Since today is also Human Rights Day, I'm beginning with a video from The Washington Post reporting 2018 Nobel Peace Prize awarded to Denis Mukwege and Nadia Murad.

The 2018 Nobel Peace Prize was awarded Oct. 5 to Denis Mukwege, a Congolese gynecologist, and Nadia Murad, a Yazidi activist. Both have worked to place the spotlight on ending sexual violence in armed conflicts.
Congratulations to both, but especially Murad, who I consider to be a hero in the struggle against the Daesh AKA the Sith Jihad.

Next, the winners of the Economics Prize, which isn't really a Nobel Prize, but is important nonetheless.  I have particular reason to celebrate this year, as the Financial Times reported Nobel economics prize winners change how we think about growth.

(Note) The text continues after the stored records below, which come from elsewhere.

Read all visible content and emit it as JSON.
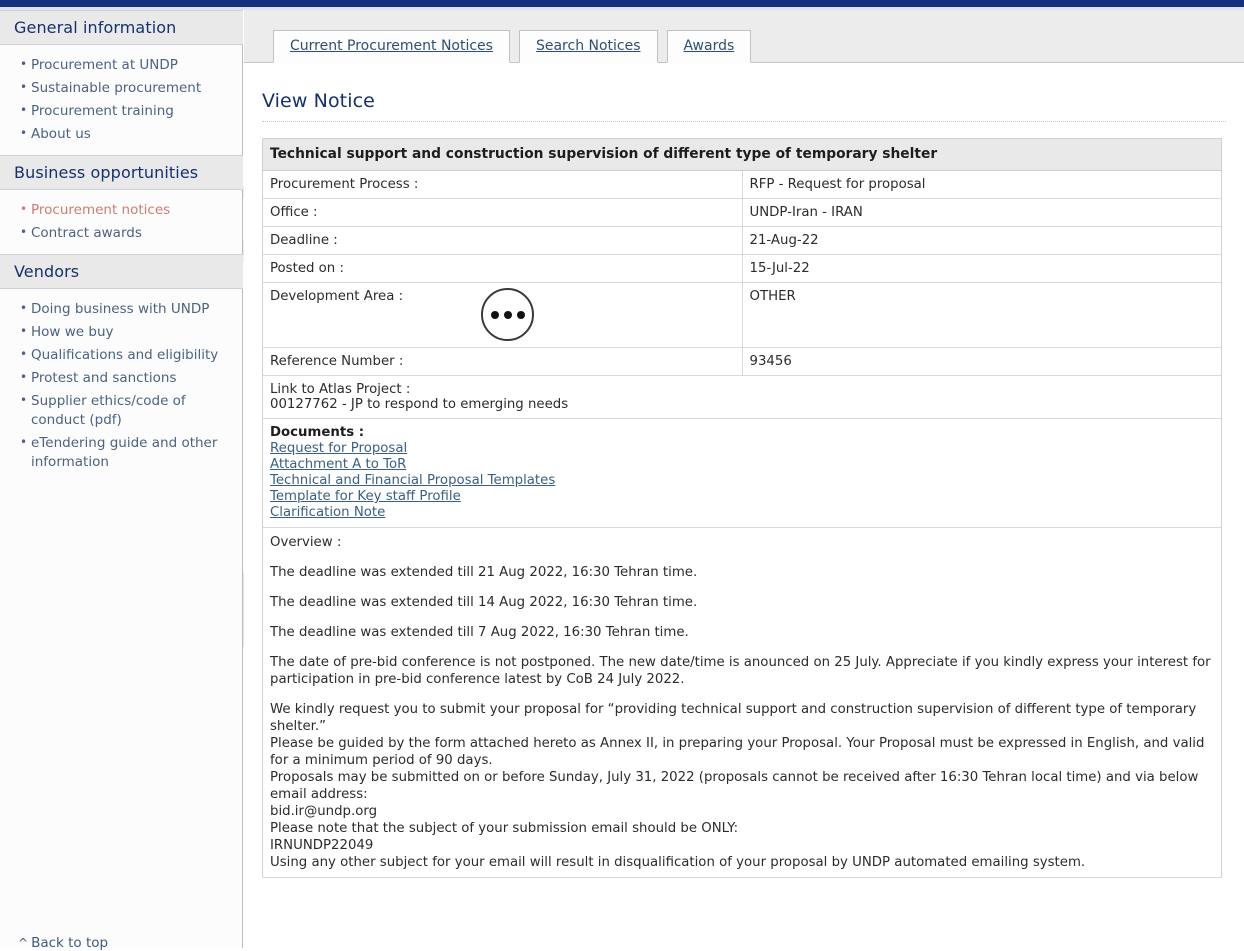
{
  "theme": {
    "top_bar_color": "#13307f",
    "header_text_color": "#14316e",
    "link_color": "#3a6085",
    "active_link_color": "#cd7d72",
    "panel_header_bg": "#e9e9e9"
  },
  "sidebar": {
    "sections": [
      {
        "heading": "General information",
        "items": [
          {
            "label": "Procurement at UNDP",
            "active": false
          },
          {
            "label": "Sustainable procurement",
            "active": false
          },
          {
            "label": "Procurement training",
            "active": false
          },
          {
            "label": "About us",
            "active": false
          }
        ]
      },
      {
        "heading": "Business opportunities",
        "items": [
          {
            "label": "Procurement notices",
            "active": true
          },
          {
            "label": "Contract awards",
            "active": false
          }
        ]
      },
      {
        "heading": "Vendors",
        "items": [
          {
            "label": "Doing business with UNDP",
            "active": false
          },
          {
            "label": "How we buy",
            "active": false
          },
          {
            "label": "Qualifications and eligibility",
            "active": false
          },
          {
            "label": "Protest and sanctions",
            "active": false
          },
          {
            "label": "Supplier ethics/code of conduct (pdf)",
            "active": false
          },
          {
            "label": "eTendering guide and other information",
            "active": false
          }
        ]
      }
    ],
    "back_to_top": "Back to top",
    "back_to_top_caret": "^"
  },
  "tabs": [
    {
      "label": "Current Procurement Notices"
    },
    {
      "label": "Search Notices"
    },
    {
      "label": "Awards"
    }
  ],
  "page": {
    "title": "View Notice"
  },
  "notice": {
    "title": "Technical support and construction supervision of different type of temporary shelter",
    "fields": [
      {
        "label": "Procurement Process :",
        "value": "RFP - Request for proposal"
      },
      {
        "label": "Office :",
        "value": "UNDP-Iran - IRAN"
      },
      {
        "label": "Deadline :",
        "value": "21-Aug-22"
      },
      {
        "label": "Posted on :",
        "value": "15-Jul-22"
      },
      {
        "label": "Development Area :",
        "value": "OTHER"
      },
      {
        "label": "Reference Number :",
        "value": "93456"
      }
    ],
    "atlas": {
      "label": "Link to Atlas Project :",
      "value": "00127762 - JP to respond to emerging needs"
    },
    "documents": {
      "label": "Documents :",
      "links": [
        "Request for Proposal",
        "Attachment A to ToR",
        "Technical and Financial Proposal Templates",
        "Template for Key staff Profile",
        "Clarification Note"
      ]
    },
    "overview": {
      "label": "Overview :",
      "paragraphs": [
        "The deadline was extended till 21 Aug 2022, 16:30 Tehran time.",
        "The deadline was extended till 14 Aug 2022, 16:30 Tehran time.",
        "The deadline was extended till 7 Aug 2022, 16:30 Tehran time.",
        "The date of pre-bid conference is not postponed. The new date/time is anounced on 25 July. Appreciate if you kindly express your interest for participation in pre-bid conference latest by CoB 24 July 2022."
      ],
      "closing_lines": [
        "We kindly request you to submit your proposal for “providing technical support and construction supervision of different type of temporary shelter.”",
        "Please be guided by the form attached hereto as Annex II, in preparing your Proposal. Your Proposal must be expressed in English, and valid for a minimum period of 90 days.",
        "Proposals may be submitted on or before Sunday, July 31, 2022 (proposals cannot be received after 16:30 Tehran local time) and via below email address:",
        "bid.ir@undp.org",
        "Please note that the subject of your submission email should be ONLY:",
        "IRNUNDP22049",
        "Using any other subject for your email will result in disqualification of your proposal by UNDP automated emailing system."
      ]
    }
  }
}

Technological and environmental change have transformed economies. The FT's Martin Sandbu says next time you marvel at your app or worry about extreme weather give a thought to Paul Romer and William Nordhaus, the winners of this year’s Nobel prize in economics.
Technology and environment in economics — these are definitely on-topic for my blog!  I should probably examine Nordhaus and his ideas in depth in a future entry, as I consider myself a supporter of the field he founded, environmental economics.

Next, the prizes I usually examine first, Chemistry, Medicine, and Physics.  Seeker/DNews describes all three in The Science Nobel Prizes Explained in 3 Minutes.

Science that’s worthy of a Nobel Prize is bound to be complicated. Here’s everything you need to know about this year’s winners.
Congratulations to all the winners!

Those readers who pay attention to the Nobel Prizes might notice that the Literature Prize was not awarded this year.  CBC's The National explains why in No Nobel Prize for Literature after sex assault scandal.

There will be no Nobel Prize for Literature awarded this year, because the organization that decides the winner is dealing with a scandal over sexual assault allegations. The Swedish Academy says it will announce the 2018 winner along with the 2019 winner next year.
I did not plan on closing the circle by making the first and last videos about sexual violence; it just worked out that way.  Still, I find it grimly satisfying that the Literature Prize selection committee has to follow the lead of the Peace Prize in fighting against sexual violence.  May they clean up their act enough to be able to award two prizes next year. one for 2018 and another for 2019.


  1. There will be no Nobel Prize for Literature awarded this year, because the organization that decides the winner is dealing with a scandal over sexual assault allegations.

    I hope somebody writes a novel about that situation, and it wins the Nobel prize for Literature.